Alien Storm

Folks of a certain vintage might recall Alien Storm. It's probably a ROM sitting on your SD card right now, largely untouched. As it was for me up until last week, when I booted into my Megadrive Core on Analogue Pocket to discover a trove of memories I didn't know I had.

The Megadrive was our console of choice. I had Nintendo friends (weirdos), but we had the Megadrive. My mate from across the street had an older brother who was legitimately brilliant a videogames according to our feeble minds at the time.

So when I booted the ROM up as a flight-of-fancy, I was immediately taken back to sitting at the end of my friend's bed, impressed by his bigger brother's playthrough. Which, in hindsight, probably was absolutely not impressive at all.

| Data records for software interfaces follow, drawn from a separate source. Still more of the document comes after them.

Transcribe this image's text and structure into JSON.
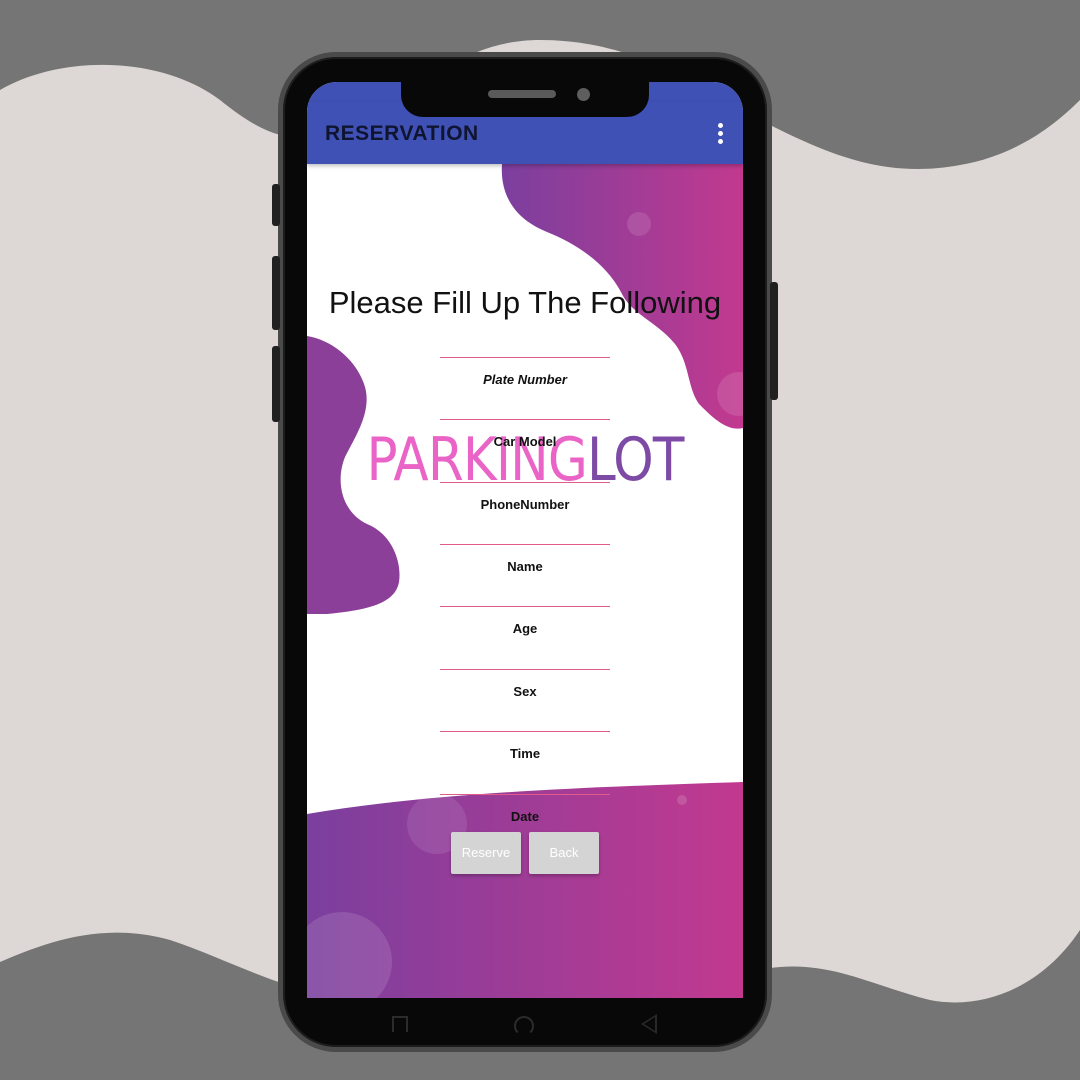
{
  "app": {
    "title": "RESERVATION",
    "menu_icon": "overflow-menu-icon"
  },
  "form": {
    "heading": "Please Fill Up The Following",
    "fields": [
      {
        "label": "Plate Number"
      },
      {
        "label": "Car Model"
      },
      {
        "label": "PhoneNumber"
      },
      {
        "label": "Name"
      },
      {
        "label": "Age"
      },
      {
        "label": "Sex"
      },
      {
        "label": "Time"
      },
      {
        "label": "Date"
      }
    ],
    "underline_color": "#e05a8a"
  },
  "logo": {
    "part1": "PARKING",
    "part2": "LOT",
    "part1_color": "#ea63c6",
    "part2_color": "#7d4aa6"
  },
  "actions": {
    "reserve_label": "Reserve",
    "back_label": "Back"
  },
  "theme": {
    "appbar_color": "#3f51b5",
    "gradient_start": "#7b3f9e",
    "gradient_end": "#c2398f",
    "button_color": "#d4d4d4"
  },
  "navigation": {
    "icons": [
      "recent-apps-icon",
      "home-icon",
      "back-icon"
    ]
  }
}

Cover art

Alien Storm initially saw release as an arcade side-scroller, like so many Megadrive games. It received a cartridge release in 1991, and boasted a Keisuke Tsukahara soundtrack. A soundtrack that immediately took my back to those days as a six year old.

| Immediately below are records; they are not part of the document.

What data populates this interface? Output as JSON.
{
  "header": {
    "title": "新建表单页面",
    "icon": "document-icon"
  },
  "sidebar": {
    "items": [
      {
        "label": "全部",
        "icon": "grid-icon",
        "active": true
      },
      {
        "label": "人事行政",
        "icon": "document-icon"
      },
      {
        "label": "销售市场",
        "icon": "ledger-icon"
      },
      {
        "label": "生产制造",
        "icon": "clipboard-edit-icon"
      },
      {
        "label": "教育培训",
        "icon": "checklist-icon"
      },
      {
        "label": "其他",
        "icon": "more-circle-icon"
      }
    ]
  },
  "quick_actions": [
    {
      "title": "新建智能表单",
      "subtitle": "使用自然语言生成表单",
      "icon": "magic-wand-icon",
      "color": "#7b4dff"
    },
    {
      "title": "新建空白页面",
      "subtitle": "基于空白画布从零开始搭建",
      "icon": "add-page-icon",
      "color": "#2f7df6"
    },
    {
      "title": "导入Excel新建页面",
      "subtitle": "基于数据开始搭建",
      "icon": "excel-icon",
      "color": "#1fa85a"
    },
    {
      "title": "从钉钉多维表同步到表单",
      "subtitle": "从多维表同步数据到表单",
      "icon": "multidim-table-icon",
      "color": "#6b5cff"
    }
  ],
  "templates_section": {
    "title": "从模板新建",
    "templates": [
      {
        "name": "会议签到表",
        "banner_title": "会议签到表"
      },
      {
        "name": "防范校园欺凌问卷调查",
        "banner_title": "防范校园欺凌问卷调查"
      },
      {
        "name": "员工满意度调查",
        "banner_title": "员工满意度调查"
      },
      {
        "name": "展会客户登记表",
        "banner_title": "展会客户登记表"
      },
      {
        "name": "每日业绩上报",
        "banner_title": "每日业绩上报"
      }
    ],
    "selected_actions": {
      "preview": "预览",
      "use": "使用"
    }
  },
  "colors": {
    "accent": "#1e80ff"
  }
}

The audio was something to behold. The shrieks and screams from inside buildings where aliens pop out to come after you. The bizarre lightning gun. And the even more bizarre aliens inside post boxes.

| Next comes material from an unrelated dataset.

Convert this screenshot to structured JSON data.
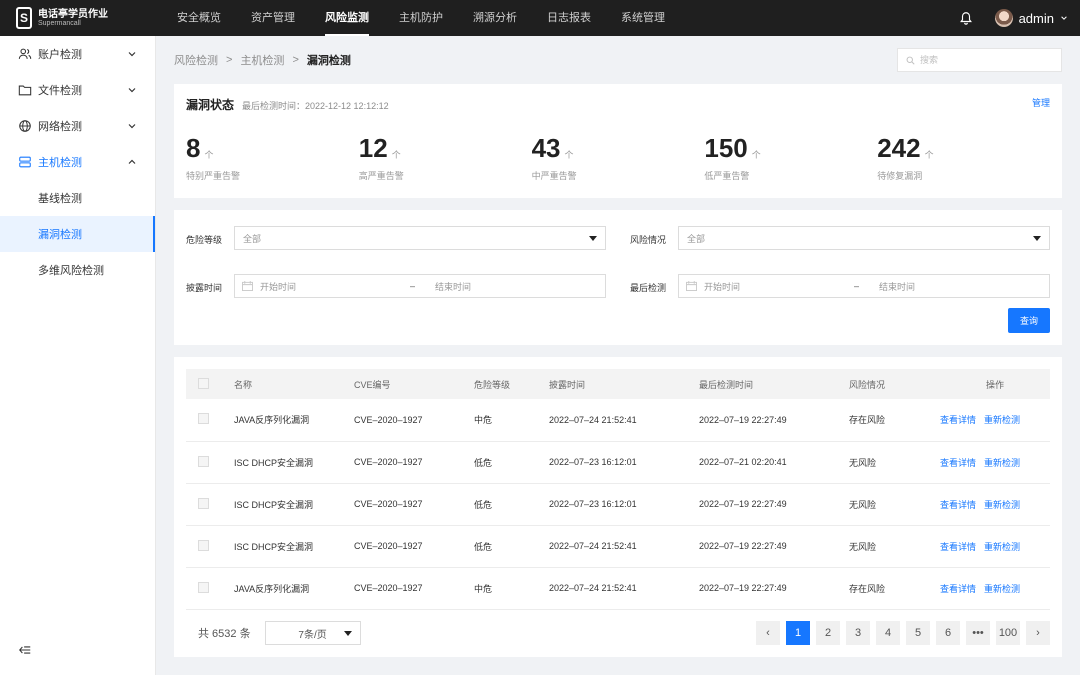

A homicidal alien race is invading Earth, and the only thing that stands between them and world domination are a special forces team known as the "Alien Busters," composed of Karen, Garth and Scooter the robot.

It was basically a tribute to Golden Axe, and a precursor to Streets of Rage. Side-scrolling, beat 'em up featuring similar mechanics. Call in the heavies when you're in a tough spot, pick between a few characters at the start menu, etc. But something about the madness of the aliens, the bizarre choice of weapons and the allure of the audioscape really made this stand out.

All of the Alien Busters are playable from the beginning of the game. There are eight missions to complete with several stages. Each mission has the typical alien blasting action across landscapes like the streets, inside shops and the mother ship. This task becomes increasingly difficult with each new mission, and the aliens are capable of hiding inside objects such as plants, postboxes, trashcans, drums, and other items. Each mission has an objective such as rescuing people or destroying a UFO.

Back then, this was reviewed well. But today? It still genuinely stands up. A lot of tropes are often copied, but hard to beat. I love that this has sat idle, aging like a reasonably priced wine. I think it's better today than it was back then.

Obviously, owning this on cartridge is an ideal situation as it's so cool. But the ROM is pretty easily available. It's also available on Master System and PC, but both of those had compromises (e.g. less levels).